=== Record excerpts ===

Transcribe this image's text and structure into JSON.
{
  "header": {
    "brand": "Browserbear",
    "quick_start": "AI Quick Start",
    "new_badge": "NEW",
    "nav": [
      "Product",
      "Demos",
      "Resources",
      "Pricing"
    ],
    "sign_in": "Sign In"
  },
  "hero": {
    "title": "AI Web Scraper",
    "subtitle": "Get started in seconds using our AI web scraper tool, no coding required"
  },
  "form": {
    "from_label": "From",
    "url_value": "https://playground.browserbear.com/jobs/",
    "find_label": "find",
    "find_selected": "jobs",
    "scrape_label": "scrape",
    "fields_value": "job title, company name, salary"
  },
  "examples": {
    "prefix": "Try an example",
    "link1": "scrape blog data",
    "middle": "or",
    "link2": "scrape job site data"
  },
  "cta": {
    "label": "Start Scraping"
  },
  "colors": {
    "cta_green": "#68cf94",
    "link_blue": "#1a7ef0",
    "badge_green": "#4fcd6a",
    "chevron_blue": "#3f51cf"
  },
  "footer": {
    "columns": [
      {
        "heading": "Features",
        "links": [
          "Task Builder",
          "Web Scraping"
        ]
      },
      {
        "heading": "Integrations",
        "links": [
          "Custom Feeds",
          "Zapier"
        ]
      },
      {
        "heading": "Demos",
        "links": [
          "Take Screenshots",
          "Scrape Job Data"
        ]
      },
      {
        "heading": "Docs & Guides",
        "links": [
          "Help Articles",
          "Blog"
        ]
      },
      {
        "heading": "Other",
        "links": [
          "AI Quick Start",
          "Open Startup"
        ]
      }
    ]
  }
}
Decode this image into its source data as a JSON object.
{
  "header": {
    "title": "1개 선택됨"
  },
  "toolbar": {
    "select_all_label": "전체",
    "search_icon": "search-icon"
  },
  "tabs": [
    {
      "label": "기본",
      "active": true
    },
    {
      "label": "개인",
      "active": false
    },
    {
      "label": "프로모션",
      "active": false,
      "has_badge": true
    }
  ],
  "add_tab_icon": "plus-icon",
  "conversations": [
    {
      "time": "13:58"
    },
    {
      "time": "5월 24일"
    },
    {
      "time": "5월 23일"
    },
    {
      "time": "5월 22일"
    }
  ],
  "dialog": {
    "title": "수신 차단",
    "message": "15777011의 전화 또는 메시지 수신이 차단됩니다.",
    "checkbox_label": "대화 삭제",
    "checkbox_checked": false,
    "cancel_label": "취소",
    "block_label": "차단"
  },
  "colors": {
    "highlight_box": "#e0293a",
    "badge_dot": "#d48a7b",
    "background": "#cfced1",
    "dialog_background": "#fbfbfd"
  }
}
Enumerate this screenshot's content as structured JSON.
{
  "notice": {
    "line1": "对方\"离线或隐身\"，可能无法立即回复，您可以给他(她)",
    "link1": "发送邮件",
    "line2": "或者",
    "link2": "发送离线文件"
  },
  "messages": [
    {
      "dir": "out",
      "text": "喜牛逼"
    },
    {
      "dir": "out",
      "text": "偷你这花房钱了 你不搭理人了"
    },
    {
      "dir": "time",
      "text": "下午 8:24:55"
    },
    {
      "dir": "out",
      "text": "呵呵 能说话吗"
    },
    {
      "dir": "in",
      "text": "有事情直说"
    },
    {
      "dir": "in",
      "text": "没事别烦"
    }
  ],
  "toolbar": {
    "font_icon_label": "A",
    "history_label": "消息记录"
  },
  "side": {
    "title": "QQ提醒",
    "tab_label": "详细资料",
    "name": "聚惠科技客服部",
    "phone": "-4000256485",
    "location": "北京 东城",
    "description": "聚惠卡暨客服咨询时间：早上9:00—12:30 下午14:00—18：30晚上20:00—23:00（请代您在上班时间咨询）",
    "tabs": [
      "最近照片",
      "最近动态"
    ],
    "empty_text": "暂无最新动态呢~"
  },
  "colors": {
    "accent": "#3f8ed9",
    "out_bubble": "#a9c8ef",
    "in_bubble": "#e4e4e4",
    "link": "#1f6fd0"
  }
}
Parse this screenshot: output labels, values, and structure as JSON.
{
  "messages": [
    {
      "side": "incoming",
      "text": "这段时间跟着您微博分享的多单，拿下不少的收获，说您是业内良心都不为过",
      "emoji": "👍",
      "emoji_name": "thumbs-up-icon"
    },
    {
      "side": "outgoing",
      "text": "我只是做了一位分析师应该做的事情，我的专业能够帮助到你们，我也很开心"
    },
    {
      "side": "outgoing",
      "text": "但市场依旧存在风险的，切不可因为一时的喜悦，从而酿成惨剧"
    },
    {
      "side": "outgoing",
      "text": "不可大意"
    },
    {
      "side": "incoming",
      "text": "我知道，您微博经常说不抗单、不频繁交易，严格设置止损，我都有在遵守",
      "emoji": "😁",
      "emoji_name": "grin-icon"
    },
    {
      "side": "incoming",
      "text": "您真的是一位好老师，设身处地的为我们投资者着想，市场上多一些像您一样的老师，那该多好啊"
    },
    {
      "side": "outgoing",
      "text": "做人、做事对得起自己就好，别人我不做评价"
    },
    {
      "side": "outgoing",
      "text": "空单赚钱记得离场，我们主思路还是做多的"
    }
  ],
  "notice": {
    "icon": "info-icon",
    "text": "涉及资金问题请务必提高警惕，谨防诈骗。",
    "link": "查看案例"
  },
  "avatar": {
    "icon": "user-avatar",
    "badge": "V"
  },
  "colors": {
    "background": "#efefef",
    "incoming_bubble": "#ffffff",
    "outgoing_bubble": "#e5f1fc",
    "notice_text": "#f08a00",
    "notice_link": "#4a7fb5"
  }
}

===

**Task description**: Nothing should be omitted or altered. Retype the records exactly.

**Written reply**:
Transcribe this image's text and structure into JSON.
{
  "header": {
    "brand": "Browserbear",
    "quick_start": "AI Quick Start",
    "new_badge": "NEW",
    "nav": [
      "Product",
      "Demos",
      "Resources",
      "Pricing"
    ],
    "sign_in": "Sign In"
  },
  "hero": {
    "title": "AI Web Scraper",
    "subtitle": "Get started in seconds using our AI web scraper tool, no coding required"
  },
  "form": {
    "from_label": "From",
    "url_value": "https://playground.browserbear.com/jobs/",
    "find_label": "find",
    "find_selected": "jobs",
    "scrape_label": "scrape",
    "fields_value": "job title, company name, salary"
  },
  "examples": {
    "prefix": "Try an example",
    "link1": "scrape blog data",
    "middle": "or",
    "link2": "scrape job site data"
  },
  "cta": {
    "label": "Start Scraping"
  },
  "colors": {
    "cta_green": "#68cf94",
    "link_blue": "#1a7ef0",
    "badge_green": "#4fcd6a",
    "chevron_blue": "#3f51cf"
  },
  "footer": {
    "columns": [
      {
        "heading": "Features",
        "links": [
          "Task Builder",
          "Web Scraping"
        ]
      },
      {
        "heading": "Integrations",
        "links": [
          "Custom Feeds",
          "Zapier"
        ]
      },
      {
        "heading": "Demos",
        "links": [
          "Take Screenshots",
          "Scrape Job Data"
        ]
      },
      {
        "heading": "Docs & Guides",
        "links": [
          "Help Articles",
          "Blog"
        ]
      },
      {
        "heading": "Other",
        "links": [
          "AI Quick Start",
          "Open Startup"
        ]
      }
    ]
  }
}
Decode this image into its source data as a JSON object.
{
  "header": {
    "title": "1개 선택됨"
  },
  "toolbar": {
    "select_all_label": "전체",
    "search_icon": "search-icon"
  },
  "tabs": [
    {
      "label": "기본",
      "active": true
    },
    {
      "label": "개인",
      "active": false
    },
    {
      "label": "프로모션",
      "active": false,
      "has_badge": true
    }
  ],
  "add_tab_icon": "plus-icon",
  "conversations": [
    {
      "time": "13:58"
    },
    {
      "time": "5월 24일"
    },
    {
      "time": "5월 23일"
    },
    {
      "time": "5월 22일"
    }
  ],
  "dialog": {
    "title": "수신 차단",
    "message": "15777011의 전화 또는 메시지 수신이 차단됩니다.",
    "checkbox_label": "대화 삭제",
    "checkbox_checked": false,
    "cancel_label": "취소",
    "block_label": "차단"
  },
  "colors": {
    "highlight_box": "#e0293a",
    "badge_dot": "#d48a7b",
    "background": "#cfced1",
    "dialog_background": "#fbfbfd"
  }
}
Enumerate this screenshot's content as structured JSON.
{
  "notice": {
    "line1": "对方\"离线或隐身\"，可能无法立即回复，您可以给他(她)",
    "link1": "发送邮件",
    "line2": "或者",
    "link2": "发送离线文件"
  },
  "messages": [
    {
      "dir": "out",
      "text": "喜牛逼"
    },
    {
      "dir": "out",
      "text": "偷你这花房钱了 你不搭理人了"
    },
    {
      "dir": "time",
      "text": "下午 8:24:55"
    },
    {
      "dir": "out",
      "text": "呵呵 能说话吗"
    },
    {
      "dir": "in",
      "text": "有事情直说"
    },
    {
      "dir": "in",
      "text": "没事别烦"
    }
  ],
  "toolbar": {
    "font_icon_label": "A",
    "history_label": "消息记录"
  },
  "side": {
    "title": "QQ提醒",
    "tab_label": "详细资料",
    "name": "聚惠科技客服部",
    "phone": "-4000256485",
    "location": "北京 东城",
    "description": "聚惠卡暨客服咨询时间：早上9:00—12:30 下午14:00—18：30晚上20:00—23:00（请代您在上班时间咨询）",
    "tabs": [
      "最近照片",
      "最近动态"
    ],
    "empty_text": "暂无最新动态呢~"
  },
  "colors": {
    "accent": "#3f8ed9",
    "out_bubble": "#a9c8ef",
    "in_bubble": "#e4e4e4",
    "link": "#1f6fd0"
  }
}
Parse this screenshot: output labels, values, and structure as JSON.
{
  "messages": [
    {
      "side": "incoming",
      "text": "这段时间跟着您微博分享的多单，拿下不少的收获，说您是业内良心都不为过",
      "emoji": "👍",
      "emoji_name": "thumbs-up-icon"
    },
    {
      "side": "outgoing",
      "text": "我只是做了一位分析师应该做的事情，我的专业能够帮助到你们，我也很开心"
    },
    {
      "side": "outgoing",
      "text": "但市场依旧存在风险的，切不可因为一时的喜悦，从而酿成惨剧"
    },
    {
      "side": "outgoing",
      "text": "不可大意"
    },
    {
      "side": "incoming",
      "text": "我知道，您微博经常说不抗单、不频繁交易，严格设置止损，我都有在遵守",
      "emoji": "😁",
      "emoji_name": "grin-icon"
    },
    {
      "side": "incoming",
      "text": "您真的是一位好老师，设身处地的为我们投资者着想，市场上多一些像您一样的老师，那该多好啊"
    },
    {
      "side": "outgoing",
      "text": "做人、做事对得起自己就好，别人我不做评价"
    },
    {
      "side": "outgoing",
      "text": "空单赚钱记得离场，我们主思路还是做多的"
    }
  ],
  "notice": {
    "icon": "info-icon",
    "text": "涉及资金问题请务必提高警惕，谨防诈骗。",
    "link": "查看案例"
  },
  "avatar": {
    "icon": "user-avatar",
    "badge": "V"
  },
  "colors": {
    "background": "#efefef",
    "incoming_bubble": "#ffffff",
    "outgoing_bubble": "#e5f1fc",
    "notice_text": "#f08a00",
    "notice_link": "#4a7fb5"
  }
}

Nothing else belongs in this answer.